By the combined use of flow directors and ditch magnets it was possible to extract more than five times as much magnetic contamination from the drilling fluid. This is verified by comparing the ditch magnet efficiencies from two drilling rigs drilling ERD wells. The logging tool signal strengths of several down hole instruments were unusually good and insignificant down times were observed on the logging tools. The results are anticipated to have aided to the directional drilling performance.
Detailed information on how to clean the drilling fluid properly from magnetic contamination is presented. It is also shown that this cleaning is significantly better than conventional cleaning of magnetic debris from drilling fluids.
This paper describes the first application of clay-free IEFs in the Norwegian continental shelf (NCS), with an emphasis on an impressively low and consistent ECD contribution. This year has been a great year for me; I was able to play more rounds of golf than expected! I was also successful in sealing a few research collaboration agreements within the oil and gas industry.
In need of an exploration boost, Norway doled out a record 83 production licenses in mature areas of the Norwegian Continental Shelf to 33 firms. Norway hopes for a continued rise in offshore exploration and development activity to ensure steady oil and gas production through the next decade. Equinor has grabbed seven new licenses in the Barents and Norwegian Seas, the latest in a flurry of offshore activity in which the firm has added acreage off the UK and Brazil, gained approval for a big Arctic project, and awarded billions of dollars in service contracts. A reservoir-conditions coreflood study was undertaken to assist with design of drilling and completion fluids for a Norwegian field. Multiple fluids were tested, and the lowest permeability alterations did not correlate with the lowest drilling-fluid-filtrate-loss volumes.

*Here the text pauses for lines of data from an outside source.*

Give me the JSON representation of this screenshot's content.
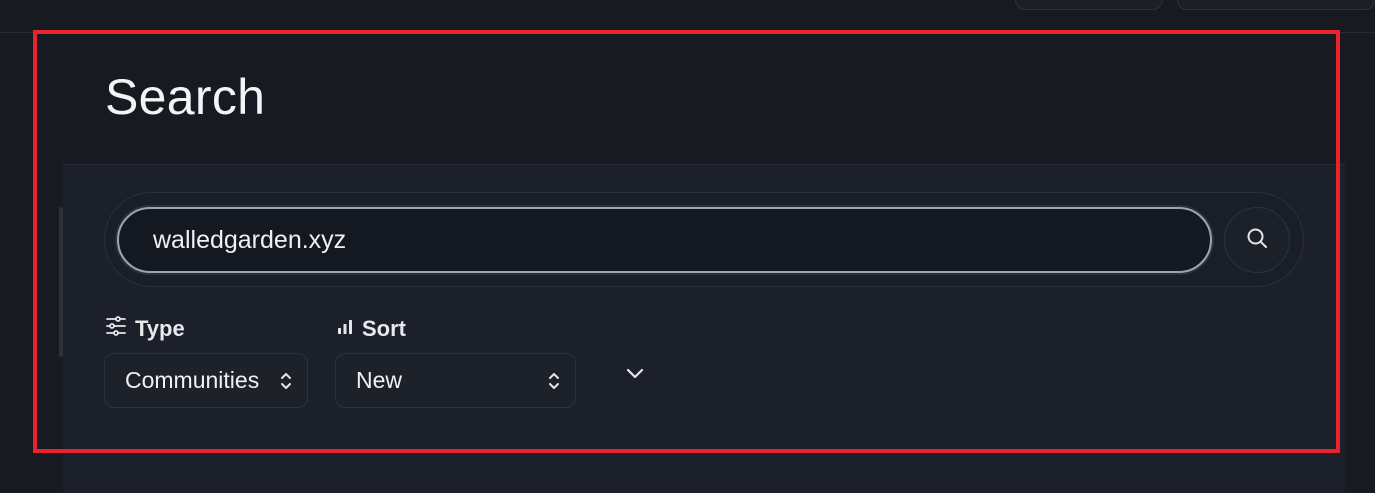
{
  "page": {
    "title": "Search"
  },
  "search": {
    "value": "walledgarden.xyz",
    "button_icon": "search-icon"
  },
  "filters": {
    "type": {
      "label": "Type",
      "icon": "sliders-icon",
      "selected": "Communities"
    },
    "sort": {
      "label": "Sort",
      "icon": "bar-chart-icon",
      "selected": "New"
    },
    "expand_icon": "chevron-down-icon"
  },
  "colors": {
    "background": "#171a21",
    "panel": "#1c202a",
    "highlight": "#e8232b"
  }
}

Critical drilling issues are usually associated with convergence of pore and fracture pressure, and are intimately connected to the downhole behavior of drilling fluids and uncertainties associated with predicting their behavior during well construction. Top areas of operational concerns, such as lost circulation, hole-cleaning, barite sag, wellbore stability, stuck pipe, etc. all share a common thread in hydraulics, and continue to plague drilling operations and efficiencies. From shallow sections to well completions, the drilling fluid and its imposed pressures represent the primary barrier for well control, and fluid hydraulics affects every stage of well construction. Current measurements provide at best a partial view of downhole pressure windows, and software technologies are necessary to fill in the gaps. A classic example includes optimum speeds for running casing where no downhole measurements currently exist.
Content of PetroWiki is intended for personal use only and to supplement, not replace, engineering judgment. SPE disclaims any and all liability for your use of such content. During circulation, when less fluid returns to the surface than was injected into the well. Severe lost circulation is the loss of all returns.